If Lars Svendsen helps one to understand loneliness cognitively, Haruki Murakami allows one to experience it affectively, giving it a slow, desperate pulse.
In A Philosophy of Loneliness, Svendsen doesn't so much elucidate the topic of loneliness as he complicates it, thereby dispelling our many illusions.
Ask anyone whether something can be born of nothing, and the reply will be decisive: No! Yet we think, speak and act “as if” this were not the case.
Imagine orienting yourself on a map, scratching a red "X" to mark your location, and then realizing how precarious your position is, how perilously far you are from where you want to be.
This book is about society. Shifting the focus from the individual (crime) to the social (punishment) is not so much a political choice as it is an ethical imperative.

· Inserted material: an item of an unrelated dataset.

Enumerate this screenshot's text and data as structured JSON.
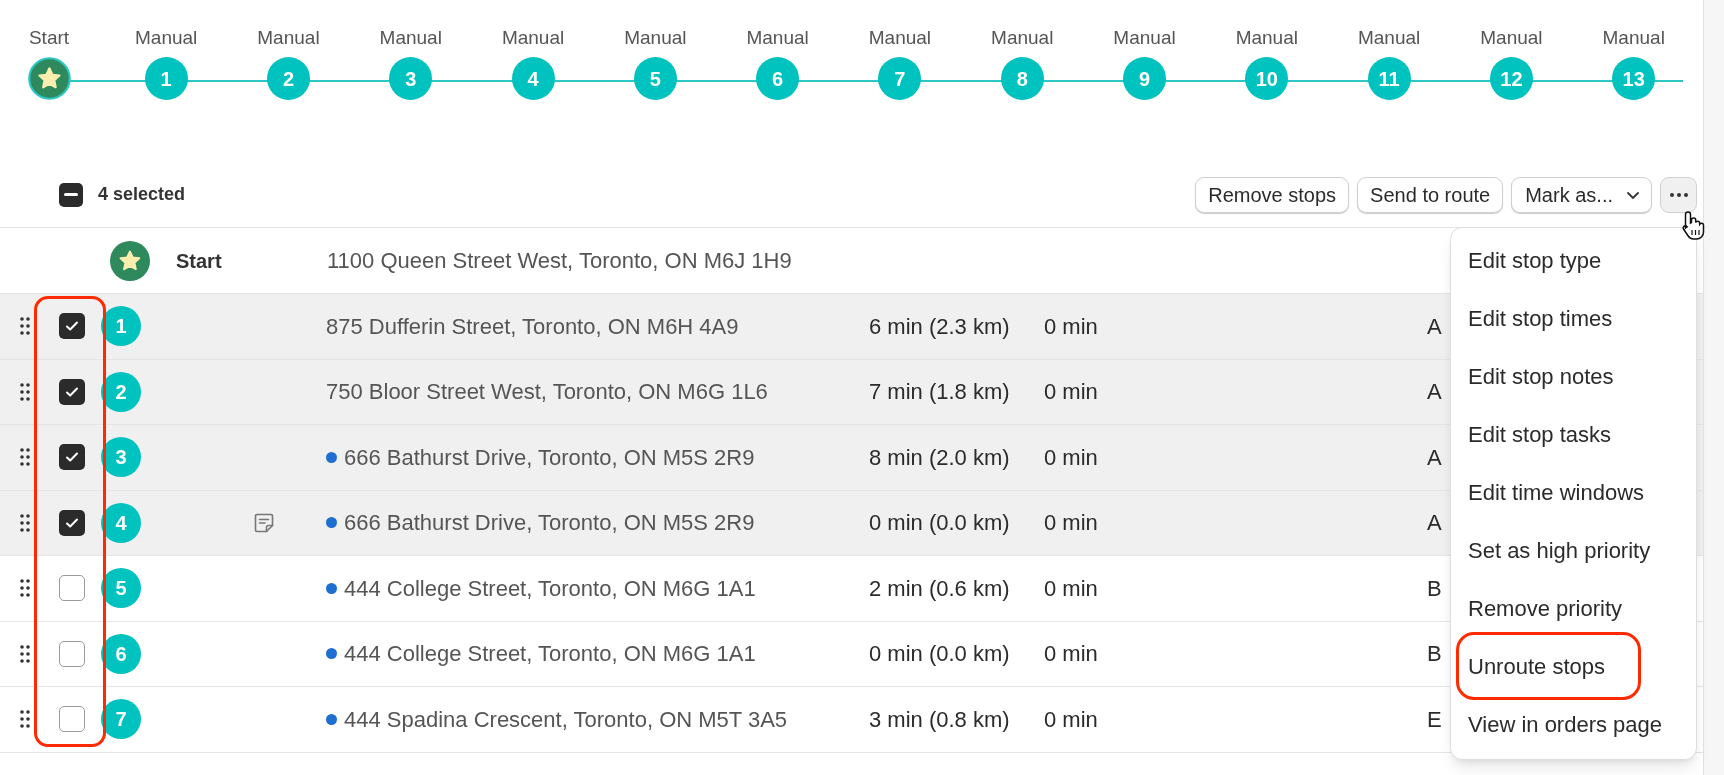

Chuckle if you want, but these are good times for grim thoughts, and some of the best and freshest writing is coming from Eugene Thacker.